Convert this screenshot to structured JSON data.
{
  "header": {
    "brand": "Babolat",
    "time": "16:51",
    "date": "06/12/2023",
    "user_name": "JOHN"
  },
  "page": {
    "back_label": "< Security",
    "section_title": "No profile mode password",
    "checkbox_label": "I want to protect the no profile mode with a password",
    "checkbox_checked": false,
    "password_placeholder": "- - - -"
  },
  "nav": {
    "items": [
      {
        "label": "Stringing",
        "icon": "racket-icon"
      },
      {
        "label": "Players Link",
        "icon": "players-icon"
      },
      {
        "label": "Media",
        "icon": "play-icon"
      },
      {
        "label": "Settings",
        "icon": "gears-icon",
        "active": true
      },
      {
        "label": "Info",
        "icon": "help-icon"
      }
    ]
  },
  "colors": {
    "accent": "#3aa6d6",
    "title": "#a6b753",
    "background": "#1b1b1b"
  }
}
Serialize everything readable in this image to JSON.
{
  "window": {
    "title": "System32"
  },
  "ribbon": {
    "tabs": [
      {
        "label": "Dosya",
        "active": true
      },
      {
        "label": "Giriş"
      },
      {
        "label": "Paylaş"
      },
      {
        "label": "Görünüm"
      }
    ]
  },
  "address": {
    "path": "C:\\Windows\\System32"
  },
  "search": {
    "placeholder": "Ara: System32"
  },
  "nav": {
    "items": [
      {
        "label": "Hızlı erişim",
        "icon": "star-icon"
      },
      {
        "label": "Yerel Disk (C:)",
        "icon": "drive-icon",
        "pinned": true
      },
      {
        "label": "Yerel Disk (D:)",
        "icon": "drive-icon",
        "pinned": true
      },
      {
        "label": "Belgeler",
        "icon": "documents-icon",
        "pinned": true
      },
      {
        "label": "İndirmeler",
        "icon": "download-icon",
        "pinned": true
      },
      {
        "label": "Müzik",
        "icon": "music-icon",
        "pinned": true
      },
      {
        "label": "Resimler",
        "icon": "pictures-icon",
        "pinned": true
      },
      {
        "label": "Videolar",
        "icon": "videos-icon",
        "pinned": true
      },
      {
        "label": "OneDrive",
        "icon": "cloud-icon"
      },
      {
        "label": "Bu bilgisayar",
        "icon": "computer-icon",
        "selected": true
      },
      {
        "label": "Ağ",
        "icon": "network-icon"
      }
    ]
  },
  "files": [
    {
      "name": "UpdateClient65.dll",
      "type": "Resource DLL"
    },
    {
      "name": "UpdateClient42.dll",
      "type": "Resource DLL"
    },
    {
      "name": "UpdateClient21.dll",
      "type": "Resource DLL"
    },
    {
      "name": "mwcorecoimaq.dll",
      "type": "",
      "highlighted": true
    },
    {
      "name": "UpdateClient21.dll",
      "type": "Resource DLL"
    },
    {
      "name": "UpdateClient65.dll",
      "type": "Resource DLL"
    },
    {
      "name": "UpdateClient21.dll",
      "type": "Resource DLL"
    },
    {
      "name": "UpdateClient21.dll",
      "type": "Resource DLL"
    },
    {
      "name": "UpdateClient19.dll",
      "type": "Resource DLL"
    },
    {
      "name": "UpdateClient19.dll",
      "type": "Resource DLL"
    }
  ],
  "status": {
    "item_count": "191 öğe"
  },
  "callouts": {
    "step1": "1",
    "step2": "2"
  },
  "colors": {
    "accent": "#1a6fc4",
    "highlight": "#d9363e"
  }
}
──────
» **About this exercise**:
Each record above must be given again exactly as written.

» **Your response**:
Convert this screenshot to structured JSON data.
{
  "header": {
    "brand": "Babolat",
    "time": "16:51",
    "date": "06/12/2023",
    "user_name": "JOHN"
  },
  "page": {
    "back_label": "< Security",
    "section_title": "No profile mode password",
    "checkbox_label": "I want to protect the no profile mode with a password",
    "checkbox_checked": false,
    "password_placeholder": "- - - -"
  },
  "nav": {
    "items": [
      {
        "label": "Stringing",
        "icon": "racket-icon"
      },
      {
        "label": "Players Link",
        "icon": "players-icon"
      },
      {
        "label": "Media",
        "icon": "play-icon"
      },
      {
        "label": "Settings",
        "icon": "gears-icon",
        "active": true
      },
      {
        "label": "Info",
        "icon": "help-icon"
      }
    ]
  },
  "colors": {
    "accent": "#3aa6d6",
    "title": "#a6b753",
    "background": "#1b1b1b"
  }
}
Serialize everything readable in this image to JSON.
{
  "window": {
    "title": "System32"
  },
  "ribbon": {
    "tabs": [
      {
        "label": "Dosya",
        "active": true
      },
      {
        "label": "Giriş"
      },
      {
        "label": "Paylaş"
      },
      {
        "label": "Görünüm"
      }
    ]
  },
  "address": {
    "path": "C:\\Windows\\System32"
  },
  "search": {
    "placeholder": "Ara: System32"
  },
  "nav": {
    "items": [
      {
        "label": "Hızlı erişim",
        "icon": "star-icon"
      },
      {
        "label": "Yerel Disk (C:)",
        "icon": "drive-icon",
        "pinned": true
      },
      {
        "label": "Yerel Disk (D:)",
        "icon": "drive-icon",
        "pinned": true
      },
      {
        "label": "Belgeler",
        "icon": "documents-icon",
        "pinned": true
      },
      {
        "label": "İndirmeler",
        "icon": "download-icon",
        "pinned": true
      },
      {
        "label": "Müzik",
        "icon": "music-icon",
        "pinned": true
      },
      {
        "label": "Resimler",
        "icon": "pictures-icon",
        "pinned": true
      },
      {
        "label": "Videolar",
        "icon": "videos-icon",
        "pinned": true
      },
      {
        "label": "OneDrive",
        "icon": "cloud-icon"
      },
      {
        "label": "Bu bilgisayar",
        "icon": "computer-icon",
        "selected": true
      },
      {
        "label": "Ağ",
        "icon": "network-icon"
      }
    ]
  },
  "files": [
    {
      "name": "UpdateClient65.dll",
      "type": "Resource DLL"
    },
    {
      "name": "UpdateClient42.dll",
      "type": "Resource DLL"
    },
    {
      "name": "UpdateClient21.dll",
      "type": "Resource DLL"
    },
    {
      "name": "mwcorecoimaq.dll",
      "type": "",
      "highlighted": true
    },
    {
      "name": "UpdateClient21.dll",
      "type": "Resource DLL"
    },
    {
      "name": "UpdateClient65.dll",
      "type": "Resource DLL"
    },
    {
      "name": "UpdateClient21.dll",
      "type": "Resource DLL"
    },
    {
      "name": "UpdateClient21.dll",
      "type": "Resource DLL"
    },
    {
      "name": "UpdateClient19.dll",
      "type": "Resource DLL"
    },
    {
      "name": "UpdateClient19.dll",
      "type": "Resource DLL"
    }
  ],
  "status": {
    "item_count": "191 öğe"
  },
  "callouts": {
    "step1": "1",
    "step2": "2"
  },
  "colors": {
    "accent": "#1a6fc4",
    "highlight": "#d9363e"
  }
}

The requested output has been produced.